Transportations officials say a preliminary report into the fatal crash of a New Jersey school bus with a dump truck shows there were obstructions limiting the visibility of the roadway.
The National Transportation Safety Board (NTSB) is investigating the crash involving a school bus carrying elementary school students and a dump truck in Chesterfield Township, NJ the morning of February 16 that killed one child and injured 17 others.
The school bus, driven by 66-year-old John Tieman, was traveling on Old York Rd. en route to Chesterfield elementary school that morning when it came to the flashing red light at the intersection of County Route 528. Tieman stopped beyond the stop limit sign before moving into the intersection, possibly due to an obstruction in his line of sight down County Route 528.
Moments after the bus entered the intersection a dump truck struck it in the driver’s side rear, behind the rear axle, spinning the bus in a counterclockwise direction until the right side of the school bus hit a metal pole holding the traffic signal and came to a stop. The dump truck traveled more than 100 ft before stopping in a field.
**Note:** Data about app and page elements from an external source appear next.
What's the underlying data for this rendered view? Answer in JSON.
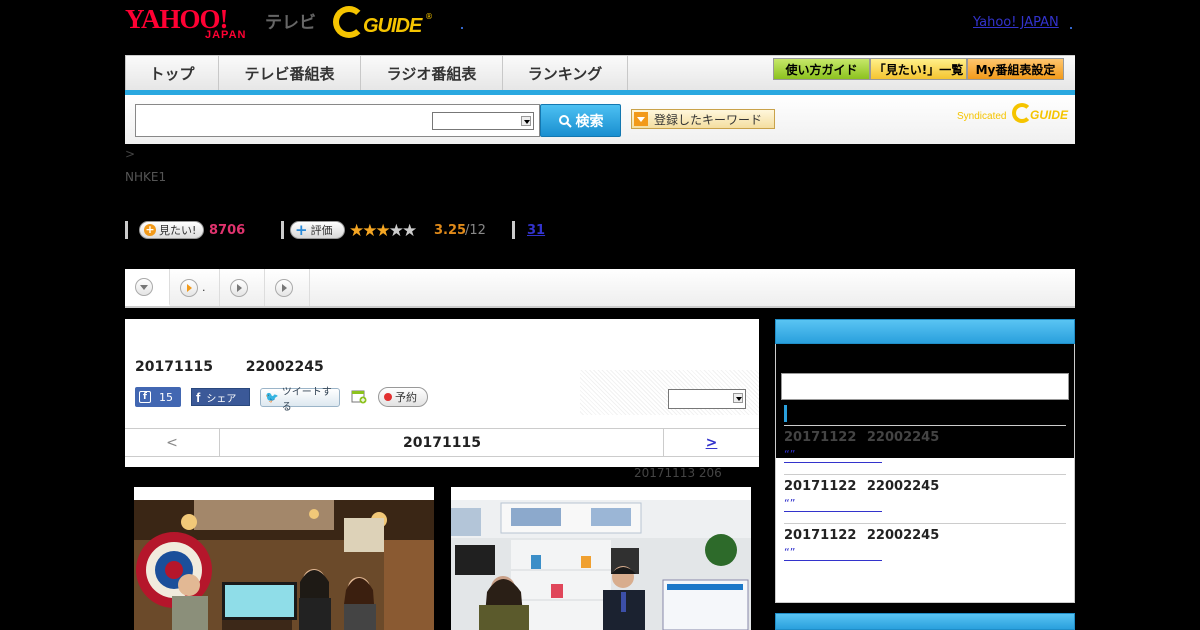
{
  "header": {
    "yahoo_logo_text": "YAHOO!",
    "yahoo_logo_sub": "JAPAN",
    "tv_text": "テレビ",
    "gguide_logo_text": "GUIDE",
    "yahoo_japan_link": "Yahoo! JAPAN"
  },
  "nav": {
    "tabs": [
      {
        "label": "トップ"
      },
      {
        "label": "テレビ番組表"
      },
      {
        "label": "ラジオ番組表"
      },
      {
        "label": "ランキング"
      }
    ],
    "guide_buttons": [
      {
        "label": "使い方ガイド",
        "color": "#9acd32"
      },
      {
        "label": "「見たい!」一覧",
        "color": "#f4c430"
      },
      {
        "label": "My番組表設定",
        "color": "#f29a1a"
      }
    ],
    "accent_color": "#2aa8e0"
  },
  "search": {
    "input_value": "",
    "select_value": "",
    "button_label": "検索",
    "keyword_button_label": "登録したキーワード",
    "syndicated_text": "Syndicated",
    "syndicated_logo_text": "GUIDE"
  },
  "program": {
    "breadcrumb": ">",
    "channel": "NHKE1",
    "want_label": "見たい!",
    "want_count": "8706",
    "rate_label": "評価",
    "stars_filled": 3,
    "stars_total": 5,
    "rating": "3.25",
    "rating_count": "/12",
    "comment_count": "31"
  },
  "tabs": {
    "items": [
      {
        "icon": "chevron-down-icon",
        "label": ""
      },
      {
        "icon": "play-orange-icon",
        "label": "."
      },
      {
        "icon": "play-icon",
        "label": ""
      },
      {
        "icon": "play-icon",
        "label": ""
      }
    ]
  },
  "main": {
    "air_date": "20171115 22002245",
    "fb_like_count": "15",
    "fb_share_label": "シェア",
    "tweet_label": "ツイートする",
    "reserve_label": "予約",
    "select_value": "",
    "date_nav": {
      "prev": "<",
      "current": "20171115",
      "next": ">"
    },
    "updated_text": "20171113 206"
  },
  "sidebar": {
    "search_value": "",
    "items": [
      {
        "title": "20171122 22002245",
        "link": "“”"
      },
      {
        "title": "20171122 22002245",
        "link": "“”"
      },
      {
        "title": "20171122 22002245",
        "link": "“”"
      }
    ]
  }
}
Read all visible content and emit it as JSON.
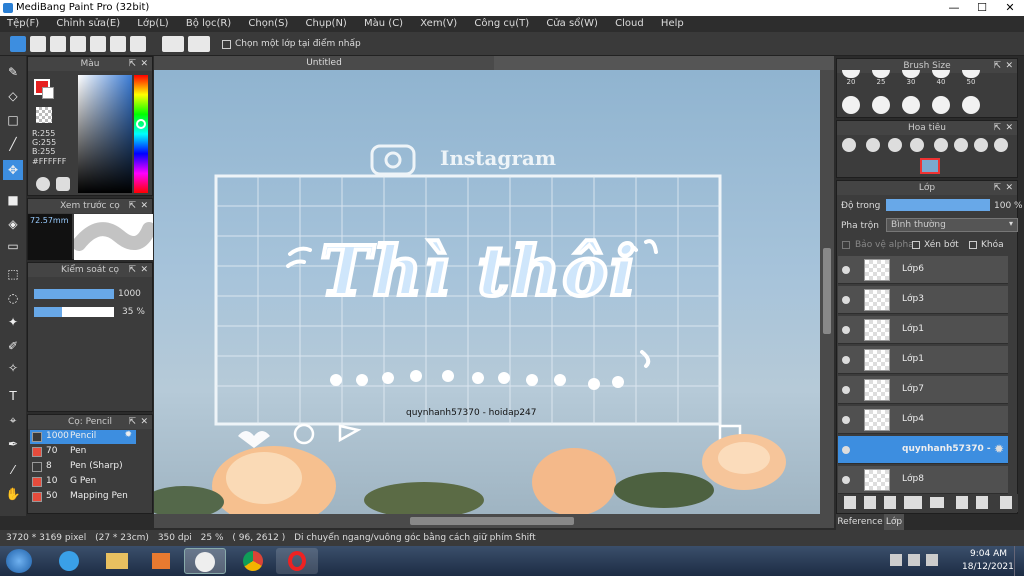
{
  "window": {
    "title": "MediBang Paint Pro (32bit)",
    "minimize": "—",
    "maximize": "☐",
    "close": "✕"
  },
  "menu": [
    "Tệp(F)",
    "Chỉnh sửa(E)",
    "Lớp(L)",
    "Bộ lọc(R)",
    "Chọn(S)",
    "Chụp(N)",
    "Màu (C)",
    "Xem(V)",
    "Công cụ(T)",
    "Cửa sổ(W)",
    "Cloud",
    "Help"
  ],
  "toolbar": {
    "checkbox_label": "Chọn một lớp tại điểm nhấp"
  },
  "color_panel": {
    "title": "Màu",
    "r": "R:255",
    "g": "G:255",
    "b": "B:255",
    "hex": "#FFFFFF"
  },
  "brush_preview": {
    "title": "Xem trước cọ",
    "size": "72.57mm"
  },
  "brush_control": {
    "title": "Kiểm soát cọ",
    "size_value": "1000",
    "opacity_value": "35 %",
    "opacity_fraction": 0.35
  },
  "brush_list": {
    "title": "Cọ: Pencil",
    "items": [
      {
        "num": "1000",
        "name": "Pencil",
        "color": "#3a3a3a"
      },
      {
        "num": "70",
        "name": "Pen",
        "color": "#e74c3c"
      },
      {
        "num": "8",
        "name": "Pen (Sharp)",
        "color": "#3a3a3a"
      },
      {
        "num": "10",
        "name": "G Pen",
        "color": "#e74c3c"
      },
      {
        "num": "50",
        "name": "Mapping Pen",
        "color": "#e74c3c"
      }
    ]
  },
  "canvas": {
    "tab": "Untitled",
    "instagram": "Instagram",
    "headline": "Thì thôi",
    "credit": "quynhanh57370 - hoidap247"
  },
  "brush_size_panel": {
    "title": "Brush Size",
    "sizes": [
      "20",
      "25",
      "30",
      "40",
      "50"
    ]
  },
  "navigator": {
    "title": "Hoa tiêu"
  },
  "layer_panel": {
    "title": "Lớp",
    "opacity_label": "Độ trong",
    "opacity_value": "100 %",
    "blend_label": "Pha trộn",
    "blend_value": "Bình thường",
    "protect_alpha": "Bảo vệ alpha",
    "clipping": "Xén bớt",
    "lock": "Khóa",
    "layers": [
      "Lớp6",
      "Lớp3",
      "Lớp1",
      "Lớp1",
      "Lớp7",
      "Lớp4",
      "quynhanh57370 - ",
      "Lớp8"
    ],
    "selected_index": 6
  },
  "bottom_tabs": [
    "Reference",
    "Lớp"
  ],
  "status": {
    "size": "3720 * 3169 pixel",
    "cm": "(27 * 23cm)",
    "dpi": "350 dpi",
    "zoom": "25 %",
    "coords": "( 96, 2612 )",
    "hint": "Di chuyển ngang/vuông góc bằng cách giữ phím Shift"
  },
  "taskbar": {
    "time": "9:04 AM",
    "date": "18/12/2021"
  },
  "colors": {
    "accent": "#3d8ee0",
    "primary": "#e62020"
  }
}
Herman's Trucking of Wrightstown, NJ owns the dump truck and 38-year-old Michael Caporale, of New Egypt, NJ, was driving. He told investigators he was traveling at 45 mph when he applied the brakes and turned the wheel in an effort to avoid the crash. The dump truck had the right of way at the intersection, which had a flashing amber light for traffic traveling County Route 528.
Caporale had just picked up a load of asphalt from a construction site near the New Jersey Turnpike.
According to NJ.com, the dump truck was overloaded by 5%.
“The school bus driver stated to investigators that he never saw the approaching Mack truck, which was approaching the intersection from the west,” NTSB Chief Investigator Peter Kotowski said at a press conference.
“The line of sight evaluation determined that at some locations the line of sight was obstructed due to environmental features of the intersection,” Kotowski said.
The NTSB did not state what environmental features obstructed the roadway. It may have been trees, shrubbery or utility poles.
Tieman was new to the route and it was only his ninth time driving it when the accident occurred. Twenty-five children, grades K through sixth were on the bus. It only had three more stops before reaching its destination.
The drivers of both vehicles were injured. Of the children, 17 sustained injuries with two of those being life threatening.
Philly.com reports that Isabelle Tezsla, one of three 11-year-old triplet girls on the bus was killed in the crash. Her sisters Natalie and Sophie were hospitalized. While Natalie was released from the hospital on Wednesday, Sophie and 11-year-old Jonathan Zdybel are still in critical condition.
New Jersey requires that school buses be equipped with seatbelts, but it is under investigation how many students were wearing them. It could take more than a year for the NTSB to finish its investigation.